Glassdoor is a powerful tool for your employer brand. Getting employers past and present to review their experience working for your business is a great way to showcase what you offer. They will also supply people with an unbiased perspective of what your business is about.
As with every open review site, something this can skew negatively. But as long as you are open and honest in your responses to all reviews – whether they’re positive or negative – it shows you are a business that cares.
4. Build Out Your LinkedIn Careers Page
When was the last time you took a good look at your Linkedin Careers page? Do you even have a Linkedin Careers page? In all fairness, a Linkedin Careers page may not be as vital for some companies as others. However, if you can leverage social media for your employer branding presence more, why not start?
There are two main parts to your company careers page: Life and Jobs. These two tabs help to show candidates who you are and the jobs you have available. Please note that pages for Search and Staffing companies will have a What We Do tab instead of the Life tab. If you’d like to find out how you can get started and how to edit these pages, Linkedin have a bunch of handy resources which you can check out here.
Our Careers page has an intro video, showcases our founders Ben and Dave, some lovely company photos, employee perspectives and testimonials!
5. Networking and Meetups
Sometimes showing up and being present is the best way to get your employer brand out there. Reach out to your star employees and ask them to attend events and meetups for networking opportunities.
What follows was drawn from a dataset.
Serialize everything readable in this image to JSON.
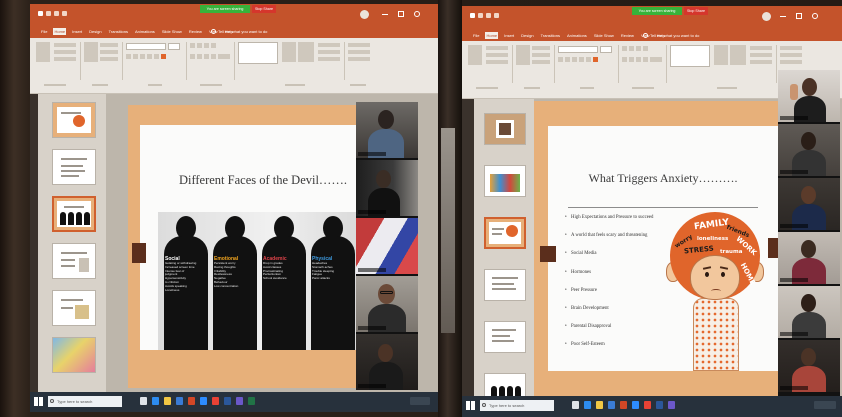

This is a perfect fit for employer branding because peers relate better to each other. It’s more natural for someone to be at an event that is relevant to them and spruik the company they’re from to others. Compare this scenario to you as a recruiter or people and culture professional looking for talent, and you can see which one works better.
Remember, your employer brand is your reputation. Ask yourself how you can create employee advocates that promote your company in a positive light.
The Key Takeaways
You’d be forgiven for feeling overwhelmed by everything I’ve just covered here so I’ll try and summarise the important points for you.
Your employer brand is your reputation
Your employee value proposition (EVP) is your offering
Strategy 1: Showcase it! Build up your employer brand backed by strong EVP
Strategy 2: Create content that speaks to the talent you want to attract
Strategy 3: Honesty and Authenticity from start to finish with candidates
Strategy 4: Employees as advocates. By leveraging a number of key channels, your employees will soon become your greatest advantage in getting your employer brand out to market.
Alex Hattingh is the Chief People Officer at Employment Hero and she has over 15 years experience in people management. Alex derives energy and passion from helping both companies and their employees succeed. Alex’s roles have covered large Fortune 500 companies through to start-ups.